Adtel makes it easy for groups looking to embark on their own CSR projects, Ramos notes.
“There are companies that would like to have CSR programs, but they don’t know what to provide and to whom. We have offices nationwide, so if an organization approaches us and says it’s willing to fund a project, we simply ask our people to look for a beneficiary in their area, such as schools or hospitals,” the Adtel president says.
The company staunchly upholds the CSR component of its enterprise even when it engages in something more light-hearted: in its contests featured in LopezLink where the Baron Solar Kit was the prize, it would actually award two units—one for the winner and the other for his or her chosen beneficiary.
Adtel’s water and wastewater solutions operations came about as a natural outgrowth of its older venture.
“We realized that everywhere we went, the people living in remote areas who needed lighting also did not have access to clean and potable water,” Ramos explains.
Summed up as “extracting raw water to treating wastewater,” the business’ initial offering is the AquaSentry portable water purifier. The technology proved its worth in 2012 when, using only two units, Adtel was able to provide potable water to some 100,000 typhoon victims in Cagayan de Oro.
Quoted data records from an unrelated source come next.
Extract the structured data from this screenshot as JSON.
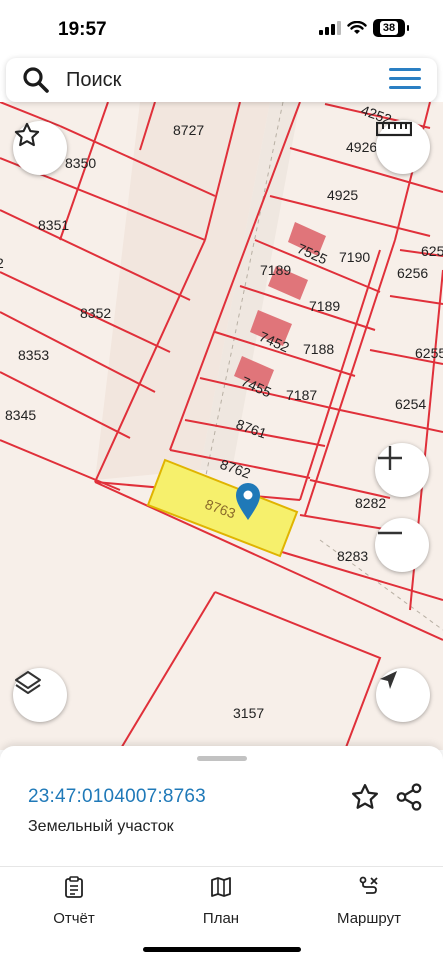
{
  "status": {
    "time": "19:57",
    "battery": "38"
  },
  "search": {
    "placeholder": "Поиск"
  },
  "map": {
    "parcel_labels": [
      "8727",
      "8350",
      "8351",
      "8352",
      "8353",
      "8345",
      "4926",
      "4925",
      "7525",
      "7190",
      "7189",
      "7189",
      "7452",
      "7188",
      "7455",
      "7187",
      "8761",
      "8762",
      "8763",
      "6255",
      "6256",
      "6255",
      "6254",
      "8282",
      "8283",
      "3157",
      "2",
      "4252"
    ],
    "selected_parcel": "8763",
    "colors": {
      "boundary": "#e0303a",
      "selected_fill": "#f6f06c",
      "building": "#e0757a",
      "background": "#f7efe9",
      "accent": "#1f79b8"
    }
  },
  "sheet": {
    "cadastral_number": "23:47:0104007:8763",
    "plot_type": "Земельный участок"
  },
  "tabbar": {
    "items": [
      {
        "label": "Отчёт",
        "icon": "report-icon"
      },
      {
        "label": "План",
        "icon": "map-plan-icon"
      },
      {
        "label": "Маршрут",
        "icon": "route-icon"
      }
    ]
  }
}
Lopez Group Foundation Inc. funded the first Aquasol potable water project for Guimaras fisherfolkIn addition to the mobile water treatment system, Adtel in the future plans to expand the business further to offer raw water treatment, industrial water and wastewater treatment, and municipal water and wastewater treatment, among others.
With its promise of “Your technology needs, our business,” current and prospective clients can rest assured that the farseeing 20-year-old company will be there with its evergreen menu of offerings.
“We’re here to serve the technology needs of our affiliates as well as external clients. We want to position ourselves not only as a supplier of goods and services but also as their service provider or partner,” says Ramos. “We’re focused on telecoms and broadcast and enterprise solutions but we made a stand that we won’t limit ourselves to those industries. We still want to be on top of our game and hopefully offer more solutions to the market.”